* **To do**:
All lines in the entries below that hold "user" make up the answer.

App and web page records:
Content starts

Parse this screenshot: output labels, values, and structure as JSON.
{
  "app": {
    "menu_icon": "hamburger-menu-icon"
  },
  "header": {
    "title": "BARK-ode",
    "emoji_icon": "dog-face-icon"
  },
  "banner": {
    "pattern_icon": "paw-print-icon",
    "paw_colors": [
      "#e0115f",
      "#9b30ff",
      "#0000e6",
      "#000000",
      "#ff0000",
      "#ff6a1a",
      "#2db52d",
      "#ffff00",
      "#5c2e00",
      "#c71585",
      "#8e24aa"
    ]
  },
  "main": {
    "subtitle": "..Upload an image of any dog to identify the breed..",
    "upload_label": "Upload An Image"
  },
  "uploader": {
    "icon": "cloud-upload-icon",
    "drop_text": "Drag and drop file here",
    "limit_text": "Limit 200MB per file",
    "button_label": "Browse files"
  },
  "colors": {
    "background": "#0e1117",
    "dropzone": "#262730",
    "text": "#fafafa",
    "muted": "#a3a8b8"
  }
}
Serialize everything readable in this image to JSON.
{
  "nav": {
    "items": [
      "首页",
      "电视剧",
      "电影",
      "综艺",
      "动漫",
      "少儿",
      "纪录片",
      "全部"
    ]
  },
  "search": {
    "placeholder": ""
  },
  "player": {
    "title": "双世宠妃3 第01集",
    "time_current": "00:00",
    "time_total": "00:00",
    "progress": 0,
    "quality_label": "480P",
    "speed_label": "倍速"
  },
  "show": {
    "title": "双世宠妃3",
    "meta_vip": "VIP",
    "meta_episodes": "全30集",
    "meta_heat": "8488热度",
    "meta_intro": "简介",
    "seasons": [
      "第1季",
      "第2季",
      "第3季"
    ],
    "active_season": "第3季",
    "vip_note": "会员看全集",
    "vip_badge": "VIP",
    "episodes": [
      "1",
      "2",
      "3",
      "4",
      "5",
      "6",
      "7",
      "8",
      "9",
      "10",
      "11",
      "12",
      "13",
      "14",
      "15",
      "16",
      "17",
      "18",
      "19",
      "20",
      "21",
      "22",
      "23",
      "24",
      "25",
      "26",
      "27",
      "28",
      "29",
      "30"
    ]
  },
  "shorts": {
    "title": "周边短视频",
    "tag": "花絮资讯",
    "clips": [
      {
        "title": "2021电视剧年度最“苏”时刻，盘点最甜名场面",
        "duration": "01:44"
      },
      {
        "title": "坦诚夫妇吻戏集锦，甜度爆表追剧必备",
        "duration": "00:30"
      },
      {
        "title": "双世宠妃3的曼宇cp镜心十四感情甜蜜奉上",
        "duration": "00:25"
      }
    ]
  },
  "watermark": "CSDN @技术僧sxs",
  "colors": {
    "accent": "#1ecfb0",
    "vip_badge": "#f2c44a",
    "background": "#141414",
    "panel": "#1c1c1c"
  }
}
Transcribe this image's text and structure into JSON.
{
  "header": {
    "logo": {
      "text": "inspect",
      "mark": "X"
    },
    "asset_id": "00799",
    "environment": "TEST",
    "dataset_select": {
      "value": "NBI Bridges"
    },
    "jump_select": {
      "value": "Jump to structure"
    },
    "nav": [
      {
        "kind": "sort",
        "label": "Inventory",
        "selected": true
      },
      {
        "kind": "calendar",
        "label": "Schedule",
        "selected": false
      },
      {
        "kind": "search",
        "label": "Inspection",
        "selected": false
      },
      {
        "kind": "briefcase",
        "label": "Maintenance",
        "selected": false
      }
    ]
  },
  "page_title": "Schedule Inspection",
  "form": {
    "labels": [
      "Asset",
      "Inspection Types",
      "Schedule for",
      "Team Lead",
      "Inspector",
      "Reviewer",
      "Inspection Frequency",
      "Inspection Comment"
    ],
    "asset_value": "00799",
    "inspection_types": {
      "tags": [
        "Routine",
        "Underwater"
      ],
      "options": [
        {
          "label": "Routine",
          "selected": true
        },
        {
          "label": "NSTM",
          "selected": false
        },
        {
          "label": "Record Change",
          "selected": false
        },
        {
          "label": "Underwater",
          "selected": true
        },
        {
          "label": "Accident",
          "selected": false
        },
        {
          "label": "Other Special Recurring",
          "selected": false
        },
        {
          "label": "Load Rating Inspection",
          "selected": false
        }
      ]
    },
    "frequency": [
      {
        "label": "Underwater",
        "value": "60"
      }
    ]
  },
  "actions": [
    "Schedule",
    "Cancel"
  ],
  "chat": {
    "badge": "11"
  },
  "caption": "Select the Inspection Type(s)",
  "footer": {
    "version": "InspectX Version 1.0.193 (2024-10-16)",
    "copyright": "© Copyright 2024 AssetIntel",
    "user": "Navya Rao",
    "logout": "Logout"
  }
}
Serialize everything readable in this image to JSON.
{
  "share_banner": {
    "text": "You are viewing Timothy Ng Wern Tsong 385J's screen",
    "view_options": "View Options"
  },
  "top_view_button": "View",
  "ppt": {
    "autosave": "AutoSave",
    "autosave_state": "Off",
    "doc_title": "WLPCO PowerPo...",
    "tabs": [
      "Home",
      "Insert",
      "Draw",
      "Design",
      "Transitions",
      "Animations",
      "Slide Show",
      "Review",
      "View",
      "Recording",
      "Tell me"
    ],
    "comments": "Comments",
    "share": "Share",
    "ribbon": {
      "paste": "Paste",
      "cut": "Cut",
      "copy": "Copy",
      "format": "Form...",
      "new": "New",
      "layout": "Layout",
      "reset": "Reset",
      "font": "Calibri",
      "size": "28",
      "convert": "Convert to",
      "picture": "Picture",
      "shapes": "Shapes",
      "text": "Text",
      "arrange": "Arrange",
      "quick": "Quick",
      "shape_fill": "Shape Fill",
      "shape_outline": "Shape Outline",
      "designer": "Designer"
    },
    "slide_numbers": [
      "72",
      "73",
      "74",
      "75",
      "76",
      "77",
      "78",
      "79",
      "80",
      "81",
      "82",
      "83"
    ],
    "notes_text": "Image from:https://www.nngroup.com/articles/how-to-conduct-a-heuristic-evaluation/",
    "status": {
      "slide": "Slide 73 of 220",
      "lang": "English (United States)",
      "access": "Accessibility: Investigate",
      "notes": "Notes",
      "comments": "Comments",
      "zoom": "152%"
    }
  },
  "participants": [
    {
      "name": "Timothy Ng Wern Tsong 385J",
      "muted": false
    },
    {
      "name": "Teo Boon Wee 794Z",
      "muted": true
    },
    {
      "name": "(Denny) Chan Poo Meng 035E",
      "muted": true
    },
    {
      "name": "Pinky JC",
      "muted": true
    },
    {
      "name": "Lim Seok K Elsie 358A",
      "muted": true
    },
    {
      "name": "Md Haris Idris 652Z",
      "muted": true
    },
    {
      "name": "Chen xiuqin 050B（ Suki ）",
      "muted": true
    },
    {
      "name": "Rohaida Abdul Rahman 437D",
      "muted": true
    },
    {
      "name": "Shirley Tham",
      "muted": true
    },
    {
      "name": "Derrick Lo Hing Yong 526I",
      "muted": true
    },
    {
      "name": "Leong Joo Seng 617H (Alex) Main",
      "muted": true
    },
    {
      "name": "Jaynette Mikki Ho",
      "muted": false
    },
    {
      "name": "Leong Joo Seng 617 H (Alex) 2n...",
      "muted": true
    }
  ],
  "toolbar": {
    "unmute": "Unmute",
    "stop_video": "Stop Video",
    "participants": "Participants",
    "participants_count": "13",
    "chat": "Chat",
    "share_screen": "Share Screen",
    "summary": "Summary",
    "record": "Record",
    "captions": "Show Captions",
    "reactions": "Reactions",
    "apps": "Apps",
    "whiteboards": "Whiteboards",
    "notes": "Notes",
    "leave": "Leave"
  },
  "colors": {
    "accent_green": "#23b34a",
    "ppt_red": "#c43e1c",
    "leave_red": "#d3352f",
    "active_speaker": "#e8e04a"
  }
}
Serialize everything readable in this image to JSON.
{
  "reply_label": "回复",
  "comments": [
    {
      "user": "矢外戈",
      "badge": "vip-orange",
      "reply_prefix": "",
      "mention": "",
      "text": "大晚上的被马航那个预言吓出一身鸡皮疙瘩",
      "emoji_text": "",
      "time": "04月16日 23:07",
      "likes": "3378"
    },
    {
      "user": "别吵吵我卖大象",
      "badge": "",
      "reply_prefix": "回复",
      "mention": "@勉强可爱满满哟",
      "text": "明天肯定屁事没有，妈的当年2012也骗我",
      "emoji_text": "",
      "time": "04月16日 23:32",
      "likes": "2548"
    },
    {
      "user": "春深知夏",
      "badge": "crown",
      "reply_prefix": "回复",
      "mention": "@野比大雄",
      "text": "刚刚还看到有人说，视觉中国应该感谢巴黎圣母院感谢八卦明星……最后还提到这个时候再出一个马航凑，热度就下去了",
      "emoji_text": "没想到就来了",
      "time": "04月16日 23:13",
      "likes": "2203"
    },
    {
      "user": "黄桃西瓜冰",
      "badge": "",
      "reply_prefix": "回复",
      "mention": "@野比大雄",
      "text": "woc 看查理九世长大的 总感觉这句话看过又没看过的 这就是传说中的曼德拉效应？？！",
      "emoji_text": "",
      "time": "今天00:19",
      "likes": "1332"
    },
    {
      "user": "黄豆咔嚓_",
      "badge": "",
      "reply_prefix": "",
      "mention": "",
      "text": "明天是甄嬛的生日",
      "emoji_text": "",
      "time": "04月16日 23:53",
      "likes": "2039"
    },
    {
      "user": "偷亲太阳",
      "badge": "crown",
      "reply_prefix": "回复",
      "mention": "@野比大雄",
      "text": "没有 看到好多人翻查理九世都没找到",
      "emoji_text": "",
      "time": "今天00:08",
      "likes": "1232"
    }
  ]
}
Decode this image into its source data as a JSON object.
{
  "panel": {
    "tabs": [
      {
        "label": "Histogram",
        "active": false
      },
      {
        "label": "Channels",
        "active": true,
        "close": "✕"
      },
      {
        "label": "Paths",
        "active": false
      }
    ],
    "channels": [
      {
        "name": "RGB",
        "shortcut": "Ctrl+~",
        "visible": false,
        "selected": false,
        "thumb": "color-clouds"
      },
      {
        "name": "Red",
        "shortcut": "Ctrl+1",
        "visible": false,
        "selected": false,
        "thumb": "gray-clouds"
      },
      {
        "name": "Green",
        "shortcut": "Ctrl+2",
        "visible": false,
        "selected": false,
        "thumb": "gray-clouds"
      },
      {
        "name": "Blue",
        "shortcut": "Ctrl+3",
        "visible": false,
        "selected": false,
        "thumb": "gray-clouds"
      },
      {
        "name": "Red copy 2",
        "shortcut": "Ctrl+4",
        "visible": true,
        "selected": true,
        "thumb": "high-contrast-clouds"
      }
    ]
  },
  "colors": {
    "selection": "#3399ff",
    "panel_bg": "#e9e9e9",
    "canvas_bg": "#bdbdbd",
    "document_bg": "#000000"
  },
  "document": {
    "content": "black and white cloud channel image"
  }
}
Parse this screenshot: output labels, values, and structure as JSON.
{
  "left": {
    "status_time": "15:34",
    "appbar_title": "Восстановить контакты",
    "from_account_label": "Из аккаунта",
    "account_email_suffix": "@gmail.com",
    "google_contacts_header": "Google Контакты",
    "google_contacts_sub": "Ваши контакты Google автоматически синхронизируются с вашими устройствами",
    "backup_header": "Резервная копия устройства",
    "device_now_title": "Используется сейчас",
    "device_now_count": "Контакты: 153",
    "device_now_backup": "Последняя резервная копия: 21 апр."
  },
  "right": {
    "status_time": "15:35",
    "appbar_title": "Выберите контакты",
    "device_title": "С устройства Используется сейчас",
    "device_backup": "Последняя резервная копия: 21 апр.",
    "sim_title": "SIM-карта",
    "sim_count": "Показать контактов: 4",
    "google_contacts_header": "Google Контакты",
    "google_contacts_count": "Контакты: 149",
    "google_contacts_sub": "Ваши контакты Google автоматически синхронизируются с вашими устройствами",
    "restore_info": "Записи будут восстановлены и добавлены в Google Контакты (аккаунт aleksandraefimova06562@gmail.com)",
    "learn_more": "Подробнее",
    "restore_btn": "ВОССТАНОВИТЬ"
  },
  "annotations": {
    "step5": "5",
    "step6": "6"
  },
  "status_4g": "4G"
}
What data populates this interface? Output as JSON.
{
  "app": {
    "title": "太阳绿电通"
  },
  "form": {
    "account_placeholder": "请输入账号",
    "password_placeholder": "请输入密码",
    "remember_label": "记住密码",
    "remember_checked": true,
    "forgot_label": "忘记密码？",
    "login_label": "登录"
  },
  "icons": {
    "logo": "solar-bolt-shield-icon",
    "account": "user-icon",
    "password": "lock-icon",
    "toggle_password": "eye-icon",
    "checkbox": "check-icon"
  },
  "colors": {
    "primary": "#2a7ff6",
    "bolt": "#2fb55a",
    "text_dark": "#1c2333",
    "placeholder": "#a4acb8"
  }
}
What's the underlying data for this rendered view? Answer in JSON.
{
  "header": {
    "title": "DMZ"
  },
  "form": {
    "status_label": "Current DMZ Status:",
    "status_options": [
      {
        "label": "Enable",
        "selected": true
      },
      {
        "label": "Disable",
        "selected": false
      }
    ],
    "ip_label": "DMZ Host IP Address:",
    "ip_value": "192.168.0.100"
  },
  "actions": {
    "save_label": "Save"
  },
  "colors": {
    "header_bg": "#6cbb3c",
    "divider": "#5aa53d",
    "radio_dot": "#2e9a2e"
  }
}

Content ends

* **Finished task**:
    "user": "Navya Rao",
      "user": "矢外戈",
      "user": "别吵吵我卖大象",
      "user": "春深知夏",
      "user": "黄桃西瓜冰",
      "user": "黄豆咔嚓_",
      "user": "偷亲太阳",
    "account": "user-icon",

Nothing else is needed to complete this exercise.